Nokia Siemens Networks, the telecom equipment maker created by the merger of the network infrastructure divisions of the two companies, is selling to Indian telcos the promise that it can cut their expenses in half in rural areas.
Telcos in India, the fastest-growing mobile telephony market in the world, believe future growth will come from small cities and rural areas. The country already has 165 million mobile subscribers, but that translates into a mobile penetration of just around 15% because much of India’s billion-plus population still lives in rural areas that are currently off the grid for telcos.
Phone makers and operators have started selling phones that cost less than Rs1,000 to tap this market, but the Nokia-Siemens initiative is among the first on the network infrastructure side. The equipment it is vending is essentially a micro-architecture for rural coverage based on the popular GSM technology standard.
“We have reduced both the capex (capital expenditure) as well as the opex (operating expenditure) parts,” said Rauno Granath, head of growth markets for Nokia Siemens. The company conducted trials in 10 villages across India over the past year. It has shrunk the GSM antenna, which currently requires an iron tower to support its 75kg weight, into something that can “be put up like a TV aeriel”, according to Granath.
“It is like a pole and only five metres long,” said Granath, “and you do not need a tower to hoist it”. However, the antenna can cover only a distance of around 2-3km, compared with a normal GSM antenna, which covers an area of between five km and 10 km. “Our idea was to introduce a micro system which can be easily deployed in modules in areas of patchy population,” added Granath.
The real saving, according to the company, is in the infrastructure required to support existing antenna. While a base station and antenna may currently cost Rs5,00,000, telcos usually spend another Rs20-30 lakh for a shed and a tower that houses the antenna. The new equipment does not need that, according to Nokia Siemens, which refused to give out details of its cost. The equipment is set to hit the market in 2008.
Alok Shende, the head of the technology practice at research firm Frost and Sullivan India, said that while this technology would help save on tower costs, “you still have to spend the same amount on electronics and on connecting the base-station to some point on the network”. He added that these ‘connecting’ expenses were significant .
With Indian telcos projected to add close to 1.5 lakh cell-sites, mostly in rural areas, over the next two years, other firms are taking notice too. The Shenzen, China-based Huawei Technologies said it is working on similar technology, but refused to give more details.
Swedish firm LM Ericsson Telephone Co. recently launched base-station electronic equipment for rural areas that can work without air-conditioning in temperatures up to 50 degree Celsius.

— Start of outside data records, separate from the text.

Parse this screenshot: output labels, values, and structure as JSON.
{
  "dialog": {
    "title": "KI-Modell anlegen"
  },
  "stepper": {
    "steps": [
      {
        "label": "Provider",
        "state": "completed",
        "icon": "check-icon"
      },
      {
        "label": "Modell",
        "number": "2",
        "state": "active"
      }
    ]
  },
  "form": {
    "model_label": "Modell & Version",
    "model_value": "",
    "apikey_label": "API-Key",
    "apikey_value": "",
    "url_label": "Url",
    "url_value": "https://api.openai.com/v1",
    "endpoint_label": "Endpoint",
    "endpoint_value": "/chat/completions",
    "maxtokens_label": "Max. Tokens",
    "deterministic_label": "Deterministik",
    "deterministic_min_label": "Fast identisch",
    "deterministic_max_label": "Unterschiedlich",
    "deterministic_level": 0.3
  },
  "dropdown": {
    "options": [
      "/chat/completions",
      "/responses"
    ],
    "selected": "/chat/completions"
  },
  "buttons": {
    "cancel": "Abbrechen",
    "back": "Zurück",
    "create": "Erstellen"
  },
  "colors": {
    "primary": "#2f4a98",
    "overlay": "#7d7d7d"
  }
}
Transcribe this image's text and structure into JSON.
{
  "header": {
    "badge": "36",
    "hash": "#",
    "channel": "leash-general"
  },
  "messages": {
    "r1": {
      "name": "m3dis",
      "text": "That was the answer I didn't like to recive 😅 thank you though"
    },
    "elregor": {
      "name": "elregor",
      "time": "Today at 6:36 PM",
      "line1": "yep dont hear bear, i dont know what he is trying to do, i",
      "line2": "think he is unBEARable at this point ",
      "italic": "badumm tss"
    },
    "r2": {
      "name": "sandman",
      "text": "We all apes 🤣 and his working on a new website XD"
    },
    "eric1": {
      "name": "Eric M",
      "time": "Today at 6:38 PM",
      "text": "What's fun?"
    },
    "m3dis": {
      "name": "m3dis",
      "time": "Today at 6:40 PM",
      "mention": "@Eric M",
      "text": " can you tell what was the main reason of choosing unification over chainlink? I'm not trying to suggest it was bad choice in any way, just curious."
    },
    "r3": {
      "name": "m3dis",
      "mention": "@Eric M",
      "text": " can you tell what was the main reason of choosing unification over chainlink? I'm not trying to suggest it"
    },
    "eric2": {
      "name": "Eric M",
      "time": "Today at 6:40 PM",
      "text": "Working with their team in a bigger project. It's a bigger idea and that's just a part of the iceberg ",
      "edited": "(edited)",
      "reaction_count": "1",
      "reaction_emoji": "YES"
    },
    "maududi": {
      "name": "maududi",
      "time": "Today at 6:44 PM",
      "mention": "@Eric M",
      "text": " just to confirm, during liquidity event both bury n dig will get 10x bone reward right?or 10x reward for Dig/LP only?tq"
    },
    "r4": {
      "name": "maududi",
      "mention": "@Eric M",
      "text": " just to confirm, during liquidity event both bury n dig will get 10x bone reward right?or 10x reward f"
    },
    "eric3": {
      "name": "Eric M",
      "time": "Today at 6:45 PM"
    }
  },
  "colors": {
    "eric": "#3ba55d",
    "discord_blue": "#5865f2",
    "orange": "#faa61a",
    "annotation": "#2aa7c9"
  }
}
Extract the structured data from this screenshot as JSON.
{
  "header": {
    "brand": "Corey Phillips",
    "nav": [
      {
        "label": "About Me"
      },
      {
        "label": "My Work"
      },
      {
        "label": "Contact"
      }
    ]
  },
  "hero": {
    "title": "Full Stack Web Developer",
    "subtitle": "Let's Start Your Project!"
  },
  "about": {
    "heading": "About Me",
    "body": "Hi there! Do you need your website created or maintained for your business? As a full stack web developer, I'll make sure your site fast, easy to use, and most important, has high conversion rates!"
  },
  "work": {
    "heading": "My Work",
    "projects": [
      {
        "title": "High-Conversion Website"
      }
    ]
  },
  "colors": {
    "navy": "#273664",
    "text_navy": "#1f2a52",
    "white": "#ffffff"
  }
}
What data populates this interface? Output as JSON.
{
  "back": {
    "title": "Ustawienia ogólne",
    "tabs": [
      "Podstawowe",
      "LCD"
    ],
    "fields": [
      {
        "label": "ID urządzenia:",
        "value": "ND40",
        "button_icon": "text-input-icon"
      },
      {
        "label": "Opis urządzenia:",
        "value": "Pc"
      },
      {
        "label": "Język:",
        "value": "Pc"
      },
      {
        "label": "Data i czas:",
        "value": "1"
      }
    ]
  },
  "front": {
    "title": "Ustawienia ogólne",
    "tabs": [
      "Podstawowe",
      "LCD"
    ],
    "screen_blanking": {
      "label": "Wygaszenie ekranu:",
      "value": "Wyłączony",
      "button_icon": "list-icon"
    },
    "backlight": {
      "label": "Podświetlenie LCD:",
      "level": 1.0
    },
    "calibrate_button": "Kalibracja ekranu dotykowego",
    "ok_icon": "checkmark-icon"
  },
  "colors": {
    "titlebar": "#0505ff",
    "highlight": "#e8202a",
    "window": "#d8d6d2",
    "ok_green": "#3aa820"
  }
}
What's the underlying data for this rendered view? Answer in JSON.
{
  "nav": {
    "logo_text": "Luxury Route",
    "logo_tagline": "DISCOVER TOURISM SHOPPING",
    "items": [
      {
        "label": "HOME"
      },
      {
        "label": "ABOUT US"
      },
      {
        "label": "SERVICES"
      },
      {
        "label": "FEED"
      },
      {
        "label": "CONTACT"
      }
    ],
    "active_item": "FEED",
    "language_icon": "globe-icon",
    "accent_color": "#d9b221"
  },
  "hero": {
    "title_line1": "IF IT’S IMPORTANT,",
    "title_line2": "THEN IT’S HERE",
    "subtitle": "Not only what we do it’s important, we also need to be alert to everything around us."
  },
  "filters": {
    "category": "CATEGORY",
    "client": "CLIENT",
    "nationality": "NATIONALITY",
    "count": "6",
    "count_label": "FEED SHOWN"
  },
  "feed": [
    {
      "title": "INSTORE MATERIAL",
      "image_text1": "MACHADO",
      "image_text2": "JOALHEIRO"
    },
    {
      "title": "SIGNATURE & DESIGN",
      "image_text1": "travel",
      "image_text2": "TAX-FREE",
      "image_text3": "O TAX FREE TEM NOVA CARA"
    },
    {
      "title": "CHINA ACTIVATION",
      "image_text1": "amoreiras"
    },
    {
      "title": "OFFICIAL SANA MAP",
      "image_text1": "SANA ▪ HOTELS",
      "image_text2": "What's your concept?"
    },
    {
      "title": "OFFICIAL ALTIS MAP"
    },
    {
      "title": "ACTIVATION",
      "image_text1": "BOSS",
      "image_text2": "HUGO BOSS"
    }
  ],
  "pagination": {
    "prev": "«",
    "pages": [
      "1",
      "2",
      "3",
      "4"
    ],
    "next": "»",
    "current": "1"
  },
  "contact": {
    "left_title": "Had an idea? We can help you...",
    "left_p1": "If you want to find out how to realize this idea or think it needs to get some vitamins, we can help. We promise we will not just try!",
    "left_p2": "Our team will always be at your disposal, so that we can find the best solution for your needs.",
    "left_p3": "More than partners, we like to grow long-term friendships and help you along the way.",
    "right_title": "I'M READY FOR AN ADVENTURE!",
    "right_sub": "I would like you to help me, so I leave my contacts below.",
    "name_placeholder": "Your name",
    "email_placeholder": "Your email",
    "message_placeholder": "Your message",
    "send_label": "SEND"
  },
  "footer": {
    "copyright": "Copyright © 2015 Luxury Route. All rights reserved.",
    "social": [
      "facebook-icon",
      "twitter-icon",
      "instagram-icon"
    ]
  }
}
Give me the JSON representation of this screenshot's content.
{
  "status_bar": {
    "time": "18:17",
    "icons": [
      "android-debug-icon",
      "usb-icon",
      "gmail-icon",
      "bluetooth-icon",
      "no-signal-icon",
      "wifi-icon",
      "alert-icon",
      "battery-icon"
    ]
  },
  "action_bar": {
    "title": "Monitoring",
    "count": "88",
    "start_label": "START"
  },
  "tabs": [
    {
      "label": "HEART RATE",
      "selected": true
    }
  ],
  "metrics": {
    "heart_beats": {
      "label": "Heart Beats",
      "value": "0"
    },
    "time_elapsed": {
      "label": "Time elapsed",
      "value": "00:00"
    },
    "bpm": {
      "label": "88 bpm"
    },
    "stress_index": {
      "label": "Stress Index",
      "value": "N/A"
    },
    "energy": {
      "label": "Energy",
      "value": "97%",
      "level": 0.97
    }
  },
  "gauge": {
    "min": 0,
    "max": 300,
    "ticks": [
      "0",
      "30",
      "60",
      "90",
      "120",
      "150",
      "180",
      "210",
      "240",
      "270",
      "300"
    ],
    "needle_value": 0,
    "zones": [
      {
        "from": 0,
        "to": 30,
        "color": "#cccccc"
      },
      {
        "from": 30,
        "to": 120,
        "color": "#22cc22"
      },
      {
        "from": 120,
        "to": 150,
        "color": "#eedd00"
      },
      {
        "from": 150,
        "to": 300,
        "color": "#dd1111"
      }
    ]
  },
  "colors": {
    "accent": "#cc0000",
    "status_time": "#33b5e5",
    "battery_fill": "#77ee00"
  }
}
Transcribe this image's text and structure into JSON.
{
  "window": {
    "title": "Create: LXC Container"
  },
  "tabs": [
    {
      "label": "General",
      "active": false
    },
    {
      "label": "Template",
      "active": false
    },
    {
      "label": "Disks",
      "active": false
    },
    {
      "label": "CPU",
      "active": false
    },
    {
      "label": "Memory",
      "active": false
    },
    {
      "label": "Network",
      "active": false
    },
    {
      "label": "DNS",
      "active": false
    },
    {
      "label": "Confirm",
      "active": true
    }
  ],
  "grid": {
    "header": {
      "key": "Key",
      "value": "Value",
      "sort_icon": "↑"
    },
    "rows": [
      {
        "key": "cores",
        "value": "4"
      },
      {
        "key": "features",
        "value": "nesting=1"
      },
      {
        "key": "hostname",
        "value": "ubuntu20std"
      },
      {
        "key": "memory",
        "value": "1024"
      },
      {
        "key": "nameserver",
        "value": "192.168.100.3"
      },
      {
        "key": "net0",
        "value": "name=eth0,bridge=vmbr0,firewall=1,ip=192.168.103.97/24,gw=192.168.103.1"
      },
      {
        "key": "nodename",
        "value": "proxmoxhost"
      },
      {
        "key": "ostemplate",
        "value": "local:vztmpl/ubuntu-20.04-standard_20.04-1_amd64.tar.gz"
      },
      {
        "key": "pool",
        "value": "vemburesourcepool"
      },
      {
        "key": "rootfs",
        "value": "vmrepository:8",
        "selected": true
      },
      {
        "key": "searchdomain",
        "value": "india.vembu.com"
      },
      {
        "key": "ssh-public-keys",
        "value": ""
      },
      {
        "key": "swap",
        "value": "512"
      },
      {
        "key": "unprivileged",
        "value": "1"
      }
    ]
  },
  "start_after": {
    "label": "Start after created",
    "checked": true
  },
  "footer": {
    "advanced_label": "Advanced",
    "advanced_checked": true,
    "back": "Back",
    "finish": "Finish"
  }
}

Operators too are yet to warm up to the idea. “We have heard a lot of vendors talking about rural-specific solutions,” said Sanjay Kapoor, president of Bharti Airtel. “Though we have heard of trials, any major breakthrough is yet to reach the market,” he added.